§ **Your task**: Set the listing down once more, exactly as given.

§ **Entries shown**:
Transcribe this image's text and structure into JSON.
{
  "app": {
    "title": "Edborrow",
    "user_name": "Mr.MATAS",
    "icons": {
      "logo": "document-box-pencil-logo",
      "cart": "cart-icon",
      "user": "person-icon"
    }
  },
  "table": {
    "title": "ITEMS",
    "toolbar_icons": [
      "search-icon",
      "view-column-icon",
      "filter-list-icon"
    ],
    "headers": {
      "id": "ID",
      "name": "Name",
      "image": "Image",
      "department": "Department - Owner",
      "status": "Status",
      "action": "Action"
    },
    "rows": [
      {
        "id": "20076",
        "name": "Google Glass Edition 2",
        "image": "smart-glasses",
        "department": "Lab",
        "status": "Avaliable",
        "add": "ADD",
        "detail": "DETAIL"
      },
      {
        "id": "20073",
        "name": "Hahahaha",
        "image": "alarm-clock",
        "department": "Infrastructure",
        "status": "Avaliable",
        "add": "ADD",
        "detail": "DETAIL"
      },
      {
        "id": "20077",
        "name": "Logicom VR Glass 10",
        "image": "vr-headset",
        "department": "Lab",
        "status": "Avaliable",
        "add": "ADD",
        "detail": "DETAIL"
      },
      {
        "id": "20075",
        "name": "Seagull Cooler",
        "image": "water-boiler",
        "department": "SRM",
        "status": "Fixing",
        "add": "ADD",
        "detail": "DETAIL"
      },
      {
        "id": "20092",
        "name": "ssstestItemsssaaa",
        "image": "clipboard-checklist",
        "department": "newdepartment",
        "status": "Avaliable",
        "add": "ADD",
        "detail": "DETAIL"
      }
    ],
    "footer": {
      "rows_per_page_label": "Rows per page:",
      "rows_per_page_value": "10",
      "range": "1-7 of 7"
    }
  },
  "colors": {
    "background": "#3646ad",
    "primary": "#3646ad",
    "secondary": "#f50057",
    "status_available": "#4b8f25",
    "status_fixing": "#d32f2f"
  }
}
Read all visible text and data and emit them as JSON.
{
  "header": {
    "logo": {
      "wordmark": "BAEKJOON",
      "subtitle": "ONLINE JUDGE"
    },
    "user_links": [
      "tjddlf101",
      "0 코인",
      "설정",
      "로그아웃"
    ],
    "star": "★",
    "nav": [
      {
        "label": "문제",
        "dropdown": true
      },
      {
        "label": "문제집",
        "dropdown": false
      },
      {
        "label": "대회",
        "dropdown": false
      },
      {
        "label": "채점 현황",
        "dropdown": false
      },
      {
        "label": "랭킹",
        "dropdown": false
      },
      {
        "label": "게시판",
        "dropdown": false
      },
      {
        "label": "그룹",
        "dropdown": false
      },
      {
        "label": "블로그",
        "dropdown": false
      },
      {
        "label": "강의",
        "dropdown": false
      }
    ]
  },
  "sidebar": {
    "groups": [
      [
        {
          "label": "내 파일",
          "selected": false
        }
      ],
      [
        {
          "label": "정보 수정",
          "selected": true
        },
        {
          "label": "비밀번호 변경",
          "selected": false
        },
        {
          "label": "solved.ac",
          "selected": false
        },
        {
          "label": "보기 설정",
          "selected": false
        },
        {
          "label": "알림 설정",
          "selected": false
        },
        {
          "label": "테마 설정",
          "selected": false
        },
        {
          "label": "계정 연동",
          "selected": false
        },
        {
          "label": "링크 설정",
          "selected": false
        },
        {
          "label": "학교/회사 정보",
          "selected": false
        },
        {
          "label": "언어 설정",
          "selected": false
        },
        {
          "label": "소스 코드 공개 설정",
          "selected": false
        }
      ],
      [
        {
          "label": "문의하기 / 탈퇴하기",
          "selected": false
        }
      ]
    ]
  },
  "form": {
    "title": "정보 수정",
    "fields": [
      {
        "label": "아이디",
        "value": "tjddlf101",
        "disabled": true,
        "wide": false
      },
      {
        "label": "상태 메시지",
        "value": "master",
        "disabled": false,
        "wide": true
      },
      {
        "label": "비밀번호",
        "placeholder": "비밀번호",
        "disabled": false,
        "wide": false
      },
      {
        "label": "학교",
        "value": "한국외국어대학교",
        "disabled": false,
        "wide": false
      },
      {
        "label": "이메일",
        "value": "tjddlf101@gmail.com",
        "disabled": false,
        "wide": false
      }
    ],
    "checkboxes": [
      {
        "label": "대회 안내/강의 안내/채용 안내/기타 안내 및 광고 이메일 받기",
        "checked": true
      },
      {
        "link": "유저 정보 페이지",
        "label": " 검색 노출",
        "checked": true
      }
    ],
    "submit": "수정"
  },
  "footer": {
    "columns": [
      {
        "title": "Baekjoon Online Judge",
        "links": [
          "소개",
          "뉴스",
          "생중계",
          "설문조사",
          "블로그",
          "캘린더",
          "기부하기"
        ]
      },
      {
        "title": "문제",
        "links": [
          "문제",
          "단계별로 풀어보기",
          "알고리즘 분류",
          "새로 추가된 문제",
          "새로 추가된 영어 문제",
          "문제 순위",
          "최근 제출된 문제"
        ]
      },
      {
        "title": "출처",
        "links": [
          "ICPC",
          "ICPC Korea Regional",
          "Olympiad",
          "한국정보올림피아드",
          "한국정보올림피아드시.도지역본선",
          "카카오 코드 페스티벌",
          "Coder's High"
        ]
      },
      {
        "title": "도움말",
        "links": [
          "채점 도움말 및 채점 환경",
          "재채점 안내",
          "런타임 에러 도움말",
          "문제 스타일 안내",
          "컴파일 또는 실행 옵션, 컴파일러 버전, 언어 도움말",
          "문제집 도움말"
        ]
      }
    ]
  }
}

§ **Answer space**:
Transcribe this image's text and structure into JSON.
{
  "app": {
    "title": "Edborrow",
    "user_name": "Mr.MATAS",
    "icons": {
      "logo": "document-box-pencil-logo",
      "cart": "cart-icon",
      "user": "person-icon"
    }
  },
  "table": {
    "title": "ITEMS",
    "toolbar_icons": [
      "search-icon",
      "view-column-icon",
      "filter-list-icon"
    ],
    "headers": {
      "id": "ID",
      "name": "Name",
      "image": "Image",
      "department": "Department - Owner",
      "status": "Status",
      "action": "Action"
    },
    "rows": [
      {
        "id": "20076",
        "name": "Google Glass Edition 2",
        "image": "smart-glasses",
        "department": "Lab",
        "status": "Avaliable",
        "add": "ADD",
        "detail": "DETAIL"
      },
      {
        "id": "20073",
        "name": "Hahahaha",
        "image": "alarm-clock",
        "department": "Infrastructure",
        "status": "Avaliable",
        "add": "ADD",
        "detail": "DETAIL"
      },
      {
        "id": "20077",
        "name": "Logicom VR Glass 10",
        "image": "vr-headset",
        "department": "Lab",
        "status": "Avaliable",
        "add": "ADD",
        "detail": "DETAIL"
      },
      {
        "id": "20075",
        "name": "Seagull Cooler",
        "image": "water-boiler",
        "department": "SRM",
        "status": "Fixing",
        "add": "ADD",
        "detail": "DETAIL"
      },
      {
        "id": "20092",
        "name": "ssstestItemsssaaa",
        "image": "clipboard-checklist",
        "department": "newdepartment",
        "status": "Avaliable",
        "add": "ADD",
        "detail": "DETAIL"
      }
    ],
    "footer": {
      "rows_per_page_label": "Rows per page:",
      "rows_per_page_value": "10",
      "range": "1-7 of 7"
    }
  },
  "colors": {
    "background": "#3646ad",
    "primary": "#3646ad",
    "secondary": "#f50057",
    "status_available": "#4b8f25",
    "status_fixing": "#d32f2f"
  }
}
Read all visible text and data and emit them as JSON.
{
  "header": {
    "logo": {
      "wordmark": "BAEKJOON",
      "subtitle": "ONLINE JUDGE"
    },
    "user_links": [
      "tjddlf101",
      "0 코인",
      "설정",
      "로그아웃"
    ],
    "star": "★",
    "nav": [
      {
        "label": "문제",
        "dropdown": true
      },
      {
        "label": "문제집",
        "dropdown": false
      },
      {
        "label": "대회",
        "dropdown": false
      },
      {
        "label": "채점 현황",
        "dropdown": false
      },
      {
        "label": "랭킹",
        "dropdown": false
      },
      {
        "label": "게시판",
        "dropdown": false
      },
      {
        "label": "그룹",
        "dropdown": false
      },
      {
        "label": "블로그",
        "dropdown": false
      },
      {
        "label": "강의",
        "dropdown": false
      }
    ]
  },
  "sidebar": {
    "groups": [
      [
        {
          "label": "내 파일",
          "selected": false
        }
      ],
      [
        {
          "label": "정보 수정",
          "selected": true
        },
        {
          "label": "비밀번호 변경",
          "selected": false
        },
        {
          "label": "solved.ac",
          "selected": false
        },
        {
          "label": "보기 설정",
          "selected": false
        },
        {
          "label": "알림 설정",
          "selected": false
        },
        {
          "label": "테마 설정",
          "selected": false
        },
        {
          "label": "계정 연동",
          "selected": false
        },
        {
          "label": "링크 설정",
          "selected": false
        },
        {
          "label": "학교/회사 정보",
          "selected": false
        },
        {
          "label": "언어 설정",
          "selected": false
        },
        {
          "label": "소스 코드 공개 설정",
          "selected": false
        }
      ],
      [
        {
          "label": "문의하기 / 탈퇴하기",
          "selected": false
        }
      ]
    ]
  },
  "form": {
    "title": "정보 수정",
    "fields": [
      {
        "label": "아이디",
        "value": "tjddlf101",
        "disabled": true,
        "wide": false
      },
      {
        "label": "상태 메시지",
        "value": "master",
        "disabled": false,
        "wide": true
      },
      {
        "label": "비밀번호",
        "placeholder": "비밀번호",
        "disabled": false,
        "wide": false
      },
      {
        "label": "학교",
        "value": "한국외국어대학교",
        "disabled": false,
        "wide": false
      },
      {
        "label": "이메일",
        "value": "tjddlf101@gmail.com",
        "disabled": false,
        "wide": false
      }
    ],
    "checkboxes": [
      {
        "label": "대회 안내/강의 안내/채용 안내/기타 안내 및 광고 이메일 받기",
        "checked": true
      },
      {
        "link": "유저 정보 페이지",
        "label": " 검색 노출",
        "checked": true
      }
    ],
    "submit": "수정"
  },
  "footer": {
    "columns": [
      {
        "title": "Baekjoon Online Judge",
        "links": [
          "소개",
          "뉴스",
          "생중계",
          "설문조사",
          "블로그",
          "캘린더",
          "기부하기"
        ]
      },
      {
        "title": "문제",
        "links": [
          "문제",
          "단계별로 풀어보기",
          "알고리즘 분류",
          "새로 추가된 문제",
          "새로 추가된 영어 문제",
          "문제 순위",
          "최근 제출된 문제"
        ]
      },
      {
        "title": "출처",
        "links": [
          "ICPC",
          "ICPC Korea Regional",
          "Olympiad",
          "한국정보올림피아드",
          "한국정보올림피아드시.도지역본선",
          "카카오 코드 페스티벌",
          "Coder's High"
        ]
      },
      {
        "title": "도움말",
        "links": [
          "채점 도움말 및 채점 환경",
          "재채점 안내",
          "런타임 에러 도움말",
          "문제 스타일 안내",
          "컴파일 또는 실행 옵션, 컴파일러 버전, 언어 도움말",
          "문제집 도움말"
        ]
      }
    ]
  }
}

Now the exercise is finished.